Bishops from North America and Europe gathered in the Holy Land this past week to demonstrate their solidarity with the local Church and provide support and encouragement to Israeli and Palestinian leaders in seeking peace.
The meetings, held from January 11 – 16, were a part of the annual Coordination of Episcopal Conferences in Support of the Church in the Holy Land, begun at the urging of the Holy See in 1998. Its purpose is to advocate on behalf of the Christian community in the Holy Land, press for a peaceful resolution to violence in the Middle East and to communicate to the conditions of the Church in the region to the wider Catholic Church.
The delegation from the United States, which included Cardinal Francis George, president of the conference, the General Secretary Monsignor David J. Malloy, and Steve Colecchi, the director of the USCCB Office of International Justice and Peace, joined bishops from Europe and Canada to meet with leaders from the local Church.
The USCCB delegation visited a local parish in Ramallah, while other bishops visited parishes in Bethlehem, Rafidia, Jenin and Zababdeh. They also met with students and faculty from Bethlehem University
During their meetings with the Israeli Prime Minister Ehud Olmert and Israeli Interior Minister Meir Sheetrit in Jerusalem, and Palestinian President Mahmoud Abbas and Palestinian Prime Minister Salem Fayed in Ramallah, the delegation called for a just peace.
In a statement issued at the conclusion of the meetings, the bishops described signs of hope they had witnessed during their visit.
“At the University, Christians and Muslims study together harmoniously. We were impressed by their commitment to their studies, their energy and enthusiasm, their wish to stay in the land of their birth and their hope for a just peace that will bring them, and all people of the Holy Land, a better future. We also heard of growing interreligious cooperation for peace among Jews, Christians and Muslims.”
The bishops encouraged “Catholics in our own nations to come on pilgrimage to the Holy Land—visiting both the holy places and the living Catholic communities that witness to Christ in the land of his birth.” The people they met with “yearn for a future of freedom, peace and security—for both Palestinians and Israelis.” A frequent refrain was a call to respect the basic human rights of all, including security for Israelis and security and freedom for Palestinians.
The bishops also pointed to the existing security wall that continues to divide Israelis and Palestinians in the Holy Land as a symbol and a reminder of fears that continue to separate these people, who, through lack of human contact, risk deepening divisions.
They concluded, however, that for Israel and Palestine, “It is a time of both opportunity and danger.”

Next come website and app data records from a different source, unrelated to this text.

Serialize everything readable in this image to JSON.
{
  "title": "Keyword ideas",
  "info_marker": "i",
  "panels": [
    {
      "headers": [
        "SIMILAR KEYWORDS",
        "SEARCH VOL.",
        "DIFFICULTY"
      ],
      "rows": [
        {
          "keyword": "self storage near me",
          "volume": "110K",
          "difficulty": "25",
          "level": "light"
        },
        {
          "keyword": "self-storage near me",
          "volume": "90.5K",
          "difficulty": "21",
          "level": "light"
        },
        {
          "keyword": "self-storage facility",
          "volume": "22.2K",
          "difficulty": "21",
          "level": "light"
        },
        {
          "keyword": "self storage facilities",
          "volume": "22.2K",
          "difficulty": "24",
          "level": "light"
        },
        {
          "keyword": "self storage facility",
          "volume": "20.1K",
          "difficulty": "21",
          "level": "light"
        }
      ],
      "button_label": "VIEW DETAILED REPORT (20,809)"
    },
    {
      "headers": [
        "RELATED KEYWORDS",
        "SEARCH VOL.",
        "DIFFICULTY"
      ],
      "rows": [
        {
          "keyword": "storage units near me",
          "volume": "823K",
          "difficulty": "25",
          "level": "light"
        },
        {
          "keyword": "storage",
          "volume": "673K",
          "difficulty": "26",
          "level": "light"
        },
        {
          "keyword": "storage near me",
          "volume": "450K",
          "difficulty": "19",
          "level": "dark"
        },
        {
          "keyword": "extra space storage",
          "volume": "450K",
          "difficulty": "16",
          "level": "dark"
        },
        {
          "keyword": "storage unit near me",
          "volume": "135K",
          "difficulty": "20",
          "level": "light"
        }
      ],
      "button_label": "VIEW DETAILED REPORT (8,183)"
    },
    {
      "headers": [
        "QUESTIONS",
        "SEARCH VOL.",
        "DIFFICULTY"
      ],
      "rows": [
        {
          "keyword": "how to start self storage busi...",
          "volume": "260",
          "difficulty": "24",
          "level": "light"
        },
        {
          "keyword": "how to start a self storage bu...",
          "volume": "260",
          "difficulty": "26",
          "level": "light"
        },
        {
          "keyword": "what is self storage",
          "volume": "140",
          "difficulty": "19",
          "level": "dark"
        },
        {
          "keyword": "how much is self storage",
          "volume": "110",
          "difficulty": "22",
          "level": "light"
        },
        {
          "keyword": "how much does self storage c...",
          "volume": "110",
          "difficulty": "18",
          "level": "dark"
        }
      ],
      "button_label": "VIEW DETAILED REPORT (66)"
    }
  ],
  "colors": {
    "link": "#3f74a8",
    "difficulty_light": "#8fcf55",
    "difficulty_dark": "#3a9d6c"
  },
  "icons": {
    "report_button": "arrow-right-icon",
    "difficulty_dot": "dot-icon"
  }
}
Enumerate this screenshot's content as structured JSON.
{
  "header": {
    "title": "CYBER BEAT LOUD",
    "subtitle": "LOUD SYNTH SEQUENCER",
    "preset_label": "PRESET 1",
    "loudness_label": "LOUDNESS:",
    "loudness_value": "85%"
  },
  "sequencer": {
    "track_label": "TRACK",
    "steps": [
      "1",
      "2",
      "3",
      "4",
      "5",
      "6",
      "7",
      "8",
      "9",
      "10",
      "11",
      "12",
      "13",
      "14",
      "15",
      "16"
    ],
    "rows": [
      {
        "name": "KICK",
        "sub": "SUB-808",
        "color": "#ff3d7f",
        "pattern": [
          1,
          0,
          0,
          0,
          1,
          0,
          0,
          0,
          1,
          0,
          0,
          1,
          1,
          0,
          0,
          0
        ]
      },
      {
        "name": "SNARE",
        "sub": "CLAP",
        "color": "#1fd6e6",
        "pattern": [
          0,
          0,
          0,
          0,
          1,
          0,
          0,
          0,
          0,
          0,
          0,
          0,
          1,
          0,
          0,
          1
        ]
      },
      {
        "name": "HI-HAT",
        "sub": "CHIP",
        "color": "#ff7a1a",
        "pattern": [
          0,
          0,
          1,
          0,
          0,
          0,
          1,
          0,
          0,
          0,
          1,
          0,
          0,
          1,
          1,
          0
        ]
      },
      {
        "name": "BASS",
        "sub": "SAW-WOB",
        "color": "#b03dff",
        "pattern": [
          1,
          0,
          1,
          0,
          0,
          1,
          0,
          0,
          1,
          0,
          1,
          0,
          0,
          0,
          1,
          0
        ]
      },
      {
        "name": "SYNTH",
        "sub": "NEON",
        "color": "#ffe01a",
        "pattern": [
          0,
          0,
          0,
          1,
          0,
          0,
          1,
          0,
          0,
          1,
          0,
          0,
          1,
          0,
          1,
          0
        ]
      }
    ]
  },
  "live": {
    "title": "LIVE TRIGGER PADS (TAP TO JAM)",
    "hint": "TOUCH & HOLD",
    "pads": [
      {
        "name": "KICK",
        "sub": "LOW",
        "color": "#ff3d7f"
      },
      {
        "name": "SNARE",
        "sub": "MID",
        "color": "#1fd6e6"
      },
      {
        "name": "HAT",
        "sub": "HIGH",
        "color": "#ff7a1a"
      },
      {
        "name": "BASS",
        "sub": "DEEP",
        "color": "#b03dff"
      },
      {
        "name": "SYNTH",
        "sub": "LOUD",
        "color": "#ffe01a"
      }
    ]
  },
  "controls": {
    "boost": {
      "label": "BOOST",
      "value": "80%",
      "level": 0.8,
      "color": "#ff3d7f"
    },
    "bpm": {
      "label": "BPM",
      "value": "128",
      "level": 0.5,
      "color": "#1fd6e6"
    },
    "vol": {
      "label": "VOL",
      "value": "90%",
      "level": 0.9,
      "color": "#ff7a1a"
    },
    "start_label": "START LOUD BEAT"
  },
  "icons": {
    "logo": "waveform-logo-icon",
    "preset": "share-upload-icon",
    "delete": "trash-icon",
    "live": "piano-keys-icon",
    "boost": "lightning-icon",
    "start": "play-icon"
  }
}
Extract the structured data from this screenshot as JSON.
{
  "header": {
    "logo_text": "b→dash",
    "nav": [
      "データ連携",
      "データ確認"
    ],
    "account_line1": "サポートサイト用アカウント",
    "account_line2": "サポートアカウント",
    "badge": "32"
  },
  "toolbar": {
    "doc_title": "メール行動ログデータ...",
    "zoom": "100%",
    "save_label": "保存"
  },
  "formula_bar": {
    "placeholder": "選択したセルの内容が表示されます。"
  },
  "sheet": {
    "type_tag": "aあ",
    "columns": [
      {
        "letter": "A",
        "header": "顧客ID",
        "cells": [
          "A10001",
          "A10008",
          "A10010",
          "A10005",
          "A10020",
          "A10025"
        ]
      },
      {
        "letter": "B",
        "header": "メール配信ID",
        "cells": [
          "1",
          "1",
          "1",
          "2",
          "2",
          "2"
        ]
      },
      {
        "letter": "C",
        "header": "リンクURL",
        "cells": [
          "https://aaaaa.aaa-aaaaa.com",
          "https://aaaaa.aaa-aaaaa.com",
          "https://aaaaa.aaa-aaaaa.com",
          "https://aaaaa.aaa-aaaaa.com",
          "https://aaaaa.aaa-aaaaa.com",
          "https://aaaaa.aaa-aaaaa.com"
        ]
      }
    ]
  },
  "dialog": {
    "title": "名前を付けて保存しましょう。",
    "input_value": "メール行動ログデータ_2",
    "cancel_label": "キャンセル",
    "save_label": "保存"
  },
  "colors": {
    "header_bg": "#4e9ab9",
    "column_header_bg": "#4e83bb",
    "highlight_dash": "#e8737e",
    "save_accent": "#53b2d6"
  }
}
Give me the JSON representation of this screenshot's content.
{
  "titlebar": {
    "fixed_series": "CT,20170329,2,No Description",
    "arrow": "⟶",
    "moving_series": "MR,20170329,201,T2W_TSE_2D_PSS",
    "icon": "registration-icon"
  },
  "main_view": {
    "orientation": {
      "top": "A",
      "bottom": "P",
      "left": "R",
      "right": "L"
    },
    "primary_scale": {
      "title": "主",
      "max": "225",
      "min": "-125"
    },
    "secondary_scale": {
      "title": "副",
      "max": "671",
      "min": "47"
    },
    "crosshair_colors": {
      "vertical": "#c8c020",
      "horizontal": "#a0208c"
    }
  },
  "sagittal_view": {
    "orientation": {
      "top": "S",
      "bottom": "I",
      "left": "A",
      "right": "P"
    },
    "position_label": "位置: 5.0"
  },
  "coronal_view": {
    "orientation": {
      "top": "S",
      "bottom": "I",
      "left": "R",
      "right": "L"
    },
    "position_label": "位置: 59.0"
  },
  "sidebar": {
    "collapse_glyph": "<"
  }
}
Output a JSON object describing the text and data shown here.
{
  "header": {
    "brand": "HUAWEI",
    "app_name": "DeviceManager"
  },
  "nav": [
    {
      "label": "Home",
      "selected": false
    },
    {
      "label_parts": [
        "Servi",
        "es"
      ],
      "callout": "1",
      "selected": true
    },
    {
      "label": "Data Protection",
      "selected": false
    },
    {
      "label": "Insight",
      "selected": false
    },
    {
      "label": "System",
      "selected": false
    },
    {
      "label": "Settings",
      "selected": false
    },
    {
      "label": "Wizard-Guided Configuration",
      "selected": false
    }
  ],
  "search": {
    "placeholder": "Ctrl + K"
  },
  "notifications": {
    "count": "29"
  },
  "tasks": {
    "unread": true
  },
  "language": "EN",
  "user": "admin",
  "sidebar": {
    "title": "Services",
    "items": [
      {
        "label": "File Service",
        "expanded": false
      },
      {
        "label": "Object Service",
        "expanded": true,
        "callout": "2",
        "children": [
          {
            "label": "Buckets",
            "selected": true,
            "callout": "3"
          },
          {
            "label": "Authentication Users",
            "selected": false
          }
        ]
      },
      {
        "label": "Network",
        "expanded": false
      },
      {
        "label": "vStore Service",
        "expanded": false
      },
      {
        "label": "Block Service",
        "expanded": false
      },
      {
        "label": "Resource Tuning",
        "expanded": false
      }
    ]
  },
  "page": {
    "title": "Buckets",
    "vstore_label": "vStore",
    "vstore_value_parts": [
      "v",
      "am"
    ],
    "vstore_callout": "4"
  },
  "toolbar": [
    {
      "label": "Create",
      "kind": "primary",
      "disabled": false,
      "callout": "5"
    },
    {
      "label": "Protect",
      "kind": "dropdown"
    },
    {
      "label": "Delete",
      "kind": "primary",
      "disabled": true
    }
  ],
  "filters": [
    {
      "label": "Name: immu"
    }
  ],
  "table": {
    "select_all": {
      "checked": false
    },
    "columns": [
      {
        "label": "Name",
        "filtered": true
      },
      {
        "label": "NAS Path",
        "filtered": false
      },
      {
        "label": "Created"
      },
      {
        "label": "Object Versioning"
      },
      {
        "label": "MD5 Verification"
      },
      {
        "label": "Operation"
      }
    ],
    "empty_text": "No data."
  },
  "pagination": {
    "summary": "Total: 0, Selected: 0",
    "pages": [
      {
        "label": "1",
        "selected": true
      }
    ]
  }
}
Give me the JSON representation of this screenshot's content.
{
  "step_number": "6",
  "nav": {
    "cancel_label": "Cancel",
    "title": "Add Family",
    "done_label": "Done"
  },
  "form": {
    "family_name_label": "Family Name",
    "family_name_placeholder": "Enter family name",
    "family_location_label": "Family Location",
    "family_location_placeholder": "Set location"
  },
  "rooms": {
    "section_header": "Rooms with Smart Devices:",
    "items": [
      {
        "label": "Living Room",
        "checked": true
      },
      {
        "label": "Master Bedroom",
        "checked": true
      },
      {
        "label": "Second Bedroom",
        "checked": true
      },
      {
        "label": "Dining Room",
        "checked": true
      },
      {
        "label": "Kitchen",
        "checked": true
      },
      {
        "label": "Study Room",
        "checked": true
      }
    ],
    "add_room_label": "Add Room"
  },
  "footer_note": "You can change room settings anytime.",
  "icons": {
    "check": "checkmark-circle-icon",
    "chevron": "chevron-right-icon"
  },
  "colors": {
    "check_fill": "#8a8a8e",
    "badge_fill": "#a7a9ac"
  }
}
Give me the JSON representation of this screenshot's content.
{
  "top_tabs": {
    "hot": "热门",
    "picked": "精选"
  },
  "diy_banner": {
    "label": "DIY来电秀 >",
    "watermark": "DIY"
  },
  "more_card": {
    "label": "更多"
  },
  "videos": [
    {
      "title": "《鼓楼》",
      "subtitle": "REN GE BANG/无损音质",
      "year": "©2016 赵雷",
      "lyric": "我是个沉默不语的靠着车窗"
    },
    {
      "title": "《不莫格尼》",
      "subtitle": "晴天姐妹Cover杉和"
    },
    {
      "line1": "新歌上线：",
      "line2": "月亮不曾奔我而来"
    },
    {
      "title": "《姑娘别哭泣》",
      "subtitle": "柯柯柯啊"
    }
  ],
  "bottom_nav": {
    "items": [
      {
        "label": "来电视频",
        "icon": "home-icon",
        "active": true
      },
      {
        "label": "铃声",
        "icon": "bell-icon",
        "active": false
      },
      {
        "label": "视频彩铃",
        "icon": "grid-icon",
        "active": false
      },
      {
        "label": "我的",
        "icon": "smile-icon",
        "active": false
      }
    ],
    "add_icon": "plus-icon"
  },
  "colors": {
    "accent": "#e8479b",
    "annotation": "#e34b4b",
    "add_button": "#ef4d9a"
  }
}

“Our sincere hope and prayer,” they said, “is that the leaders and peoples of Israel and Palestine, with the full support and encouragement of our own nations and the international community, will find a path to a just peace…God’s grace gives us hope.”